There have been many who predicted Roberts would be an inept witness because of his years of excessive drinking.
Also, lawyers are notoriously poor witnesses. They always end up saying too much. Roberts turned out to be an excellent witness--on his own behalf. His strategy was faultless. He kept his answers curt and to the point. He never offered anything he wasn't asked about.
"I can't recall," he said over and over. "I'm afraid I don't remember. After all, it's been 17 years."
Perfect. Here's a guy who would have been a great mob lawyer.
The only way Roberts could get himself into trouble was by being caught in a lie. And not being able to remember is a classic defense against any perjury charge. Roberts may still be the key to the case. But now we'll never know.

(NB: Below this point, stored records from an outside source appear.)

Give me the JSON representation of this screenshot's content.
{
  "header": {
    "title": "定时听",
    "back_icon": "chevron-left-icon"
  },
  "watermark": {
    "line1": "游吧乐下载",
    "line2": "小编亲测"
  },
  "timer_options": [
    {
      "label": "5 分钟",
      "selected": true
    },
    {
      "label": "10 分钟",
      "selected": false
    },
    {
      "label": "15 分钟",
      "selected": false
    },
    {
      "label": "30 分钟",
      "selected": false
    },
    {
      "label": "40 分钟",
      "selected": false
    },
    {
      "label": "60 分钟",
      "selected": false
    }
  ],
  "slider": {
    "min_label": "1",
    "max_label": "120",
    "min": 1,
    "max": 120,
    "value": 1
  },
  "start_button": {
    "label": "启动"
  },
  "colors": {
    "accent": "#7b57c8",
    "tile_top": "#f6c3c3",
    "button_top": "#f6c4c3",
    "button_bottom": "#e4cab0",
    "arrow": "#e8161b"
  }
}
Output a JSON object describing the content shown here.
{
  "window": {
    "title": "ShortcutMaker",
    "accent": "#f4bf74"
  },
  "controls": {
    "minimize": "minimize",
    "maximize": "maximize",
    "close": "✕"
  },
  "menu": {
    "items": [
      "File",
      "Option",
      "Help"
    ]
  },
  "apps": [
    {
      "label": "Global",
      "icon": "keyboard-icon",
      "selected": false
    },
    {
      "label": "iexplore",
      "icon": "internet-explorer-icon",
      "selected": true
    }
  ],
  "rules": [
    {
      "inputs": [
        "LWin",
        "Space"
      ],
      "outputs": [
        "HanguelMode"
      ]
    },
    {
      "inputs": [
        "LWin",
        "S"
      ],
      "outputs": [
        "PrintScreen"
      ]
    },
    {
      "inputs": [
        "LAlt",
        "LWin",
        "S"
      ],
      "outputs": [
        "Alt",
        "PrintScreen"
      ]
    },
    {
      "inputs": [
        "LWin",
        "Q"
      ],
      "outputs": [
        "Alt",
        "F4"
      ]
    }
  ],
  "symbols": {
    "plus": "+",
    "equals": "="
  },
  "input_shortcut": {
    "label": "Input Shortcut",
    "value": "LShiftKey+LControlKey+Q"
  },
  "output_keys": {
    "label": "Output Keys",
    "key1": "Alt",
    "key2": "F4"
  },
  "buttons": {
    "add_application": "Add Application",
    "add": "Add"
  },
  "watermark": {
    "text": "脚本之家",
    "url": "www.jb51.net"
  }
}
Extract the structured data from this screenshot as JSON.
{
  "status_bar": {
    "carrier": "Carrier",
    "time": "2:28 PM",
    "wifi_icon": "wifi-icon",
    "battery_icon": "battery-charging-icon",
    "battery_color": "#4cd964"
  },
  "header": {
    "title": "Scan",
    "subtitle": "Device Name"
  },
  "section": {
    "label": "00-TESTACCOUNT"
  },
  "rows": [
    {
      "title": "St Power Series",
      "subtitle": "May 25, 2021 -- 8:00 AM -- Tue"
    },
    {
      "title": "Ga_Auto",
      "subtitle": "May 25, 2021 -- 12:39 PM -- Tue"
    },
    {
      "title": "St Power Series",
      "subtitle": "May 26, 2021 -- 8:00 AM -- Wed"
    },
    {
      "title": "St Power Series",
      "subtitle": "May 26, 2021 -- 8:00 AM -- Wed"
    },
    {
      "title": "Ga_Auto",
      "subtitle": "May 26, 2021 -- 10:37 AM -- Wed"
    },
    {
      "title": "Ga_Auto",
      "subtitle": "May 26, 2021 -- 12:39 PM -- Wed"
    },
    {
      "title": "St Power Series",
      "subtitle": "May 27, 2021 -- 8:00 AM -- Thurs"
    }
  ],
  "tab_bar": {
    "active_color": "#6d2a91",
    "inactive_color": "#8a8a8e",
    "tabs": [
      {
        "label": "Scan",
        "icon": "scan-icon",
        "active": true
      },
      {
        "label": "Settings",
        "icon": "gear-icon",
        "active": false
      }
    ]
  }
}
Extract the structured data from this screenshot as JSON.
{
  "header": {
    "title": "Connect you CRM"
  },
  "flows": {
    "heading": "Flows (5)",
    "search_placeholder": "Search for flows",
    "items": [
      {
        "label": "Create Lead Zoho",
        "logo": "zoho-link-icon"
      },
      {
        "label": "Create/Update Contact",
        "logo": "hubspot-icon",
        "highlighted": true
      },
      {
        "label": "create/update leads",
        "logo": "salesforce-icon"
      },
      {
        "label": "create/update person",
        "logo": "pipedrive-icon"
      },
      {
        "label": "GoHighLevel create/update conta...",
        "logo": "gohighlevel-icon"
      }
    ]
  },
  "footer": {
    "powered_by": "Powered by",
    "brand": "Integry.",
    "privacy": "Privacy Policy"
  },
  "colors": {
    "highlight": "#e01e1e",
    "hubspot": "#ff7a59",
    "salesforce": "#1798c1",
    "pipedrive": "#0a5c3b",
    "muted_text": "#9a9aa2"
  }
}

He remains a sort of giant black widow spider who has spun a huge, silken web in which every other figure in this classic case has somehow become entangled. Only Roberts is free to move about, but even he requires his walker to lean upon.